» The task
Below are the records; count how many of their lines hold the string "from" and give the number alone.

Data about app and page elements:
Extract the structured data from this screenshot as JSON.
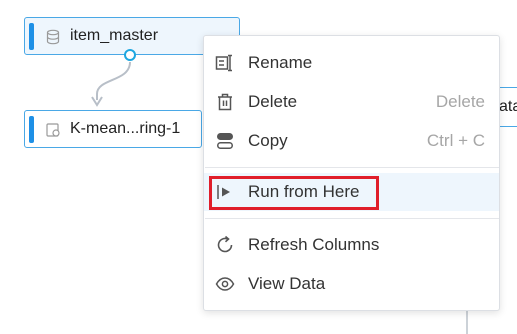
{
  "canvas": {
    "nodes": [
      {
        "label": "item_master",
        "icon": "database-icon",
        "selected": true
      },
      {
        "label": "K-mean...ring-1",
        "icon": "model-icon",
        "selected": false
      }
    ],
    "partial_node_text": "ata"
  },
  "context_menu": {
    "items": [
      {
        "label": "Rename",
        "icon": "rename-icon",
        "shortcut": ""
      },
      {
        "label": "Delete",
        "icon": "trash-icon",
        "shortcut": "Delete"
      },
      {
        "label": "Copy",
        "icon": "copy-icon",
        "shortcut": "Ctrl + C"
      },
      {
        "label": "Run from Here",
        "icon": "play-icon",
        "shortcut": "",
        "highlighted": true
      },
      {
        "label": "Refresh Columns",
        "icon": "refresh-icon",
        "shortcut": ""
      },
      {
        "label": "View Data",
        "icon": "eye-icon",
        "shortcut": ""
      }
    ]
  },
  "colors": {
    "accent": "#1e90e6",
    "node_border": "#4aa8e6",
    "highlight_bg": "#eef6fd",
    "annotation": "#e01e2a"
  }
}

» Answer section
2